Alina Frank, of Leesburg, was one of those parents who couldn't wait to get out of the house with her children, Sophie, 4, and Noah, 2. She took them to the Smithsonian's National Air and Space Museum.

"We had a little cabin fever, so we decided to drive out here," said Frank, whose daughter was more impressed by the rat she spotted on the Mall than by the lunar modules she saw inside the museum.

Tuesday's weather also kept Carol Jahnke, 35, in her Alexandria home all day. She wasn't about to stay cooped up yesterday. So Jahnke tugged 18-month-old Madeline's stroller down the snowy streets to a lunch date.

"I had cabin fever, [but] it's harder being out," Jahnke said. "Like an idiot, I brought the stroller. . . . I feel like I've run a decathlon on unshoveled sidewalks."

Libraries, toy stores and video stores all reported brisk business.

Henry Rothkopf was one of the first people to arrive at the Silver Spring library with his sons David, 10, and Danny, 7. The boys said they enjoyed their time off, except for the broken furnace. "The plumber wanted $800, but the part cost $50 at Home Depot, so I did it myself," said Rothkopf, an engineer.

Crazy-but-fun was the mood at Jolene Ivey's house. There was Ivey in her nightgown and floral robe nursing her newborn while her husband, Glenn, a lawyer who works for the Maryland state government, scurried about making coffee and trying to keep the boys' voices down. A friend in from Boston and a teenager hired to help the family fixed lunch and tended to a recuperating Ivey.

In the living room, 4-year-old Julian jumped up and down on the couch, while a playroom filled with books, toys and games went untouched.
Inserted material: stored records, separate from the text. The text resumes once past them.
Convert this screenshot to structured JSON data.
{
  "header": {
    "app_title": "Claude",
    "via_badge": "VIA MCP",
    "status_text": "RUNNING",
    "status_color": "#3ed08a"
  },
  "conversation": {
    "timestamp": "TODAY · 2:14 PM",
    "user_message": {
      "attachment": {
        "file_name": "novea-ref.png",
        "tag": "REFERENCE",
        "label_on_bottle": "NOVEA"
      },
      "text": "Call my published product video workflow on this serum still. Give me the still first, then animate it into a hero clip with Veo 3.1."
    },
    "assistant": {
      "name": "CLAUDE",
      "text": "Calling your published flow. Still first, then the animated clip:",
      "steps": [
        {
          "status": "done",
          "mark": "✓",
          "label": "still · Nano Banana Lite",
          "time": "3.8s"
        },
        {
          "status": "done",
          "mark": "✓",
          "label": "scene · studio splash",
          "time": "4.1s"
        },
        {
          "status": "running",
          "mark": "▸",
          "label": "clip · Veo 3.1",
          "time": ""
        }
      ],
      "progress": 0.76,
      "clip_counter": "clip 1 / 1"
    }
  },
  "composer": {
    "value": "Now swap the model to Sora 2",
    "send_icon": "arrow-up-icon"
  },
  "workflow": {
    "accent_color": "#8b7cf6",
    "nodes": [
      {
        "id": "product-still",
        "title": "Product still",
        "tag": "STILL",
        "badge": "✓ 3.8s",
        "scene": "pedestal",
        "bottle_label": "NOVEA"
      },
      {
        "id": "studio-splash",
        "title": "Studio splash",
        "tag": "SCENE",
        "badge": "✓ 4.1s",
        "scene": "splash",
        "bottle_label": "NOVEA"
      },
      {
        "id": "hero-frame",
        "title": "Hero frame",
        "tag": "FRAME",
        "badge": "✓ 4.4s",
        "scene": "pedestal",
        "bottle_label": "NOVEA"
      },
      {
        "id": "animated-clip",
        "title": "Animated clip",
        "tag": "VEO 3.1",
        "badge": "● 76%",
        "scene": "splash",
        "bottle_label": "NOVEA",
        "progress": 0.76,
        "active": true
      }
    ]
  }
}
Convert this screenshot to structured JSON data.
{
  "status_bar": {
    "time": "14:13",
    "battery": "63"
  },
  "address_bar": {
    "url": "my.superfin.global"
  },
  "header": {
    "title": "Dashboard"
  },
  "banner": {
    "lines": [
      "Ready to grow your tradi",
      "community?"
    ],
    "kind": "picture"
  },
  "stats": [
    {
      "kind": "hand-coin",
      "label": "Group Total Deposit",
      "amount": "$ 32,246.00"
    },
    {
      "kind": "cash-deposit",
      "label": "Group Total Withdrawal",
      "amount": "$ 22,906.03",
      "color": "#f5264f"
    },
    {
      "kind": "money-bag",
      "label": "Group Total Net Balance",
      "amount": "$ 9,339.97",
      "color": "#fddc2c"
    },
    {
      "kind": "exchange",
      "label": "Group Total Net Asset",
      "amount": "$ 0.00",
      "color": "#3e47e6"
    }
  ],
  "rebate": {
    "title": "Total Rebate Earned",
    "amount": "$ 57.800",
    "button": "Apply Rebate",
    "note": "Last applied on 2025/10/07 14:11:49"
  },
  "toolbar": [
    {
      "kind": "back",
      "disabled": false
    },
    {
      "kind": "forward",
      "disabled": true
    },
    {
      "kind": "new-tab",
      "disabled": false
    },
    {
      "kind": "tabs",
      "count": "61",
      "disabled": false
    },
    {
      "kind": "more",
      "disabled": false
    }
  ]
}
A neighbor, Ann Hegerott, had stopped by to offer congratulations and a helping hand.

"Now, do you have a meal set up for tonight?" Hegerott asked. "Are you tired of the red sauce yet? Because I could make chicken."

Chicken is good, the Iveys said.

"Mom!" yelled Alex, 10, the oldest. "Mom, can we go outside for a snowball fight?"

"Sure," said Ivey, who now was holding both the baby and 7-year-old David.

Fifteen minutes later, Alex was back in the house, a trail of wet, muddy snow behind him. A weary-looking Ivey and her husband motioned for Alex to go back outside or take off his boots.

Now, Julian was in his mother's lap with the baby, his arms wrapped around her neck.

"On days like this . . . when school is out and they're all home, it can get chaotic," Ivey said.

"But not as chaotic as it's going to get later," chimed in a giggling Julian.

Staff writers Brooke A. Masters, Eugene L. Meyer, Caryle Murphy and Angela Paik contributed to this report.

CAPTION: Jolene Ivey holds son Aaron while Troy, 2, rests on her lap. The family has enjoyed extra togetherness thanks to the snow, as Ivey's four older boys got to watch Aaron's at-home birth during the storm.

CAPTION: Glenn Ivey holds son Troy, 2, while helping Julian, 4, with his snow boots. At rear is Alex, 10. The snow added a twist to the birth of another boy.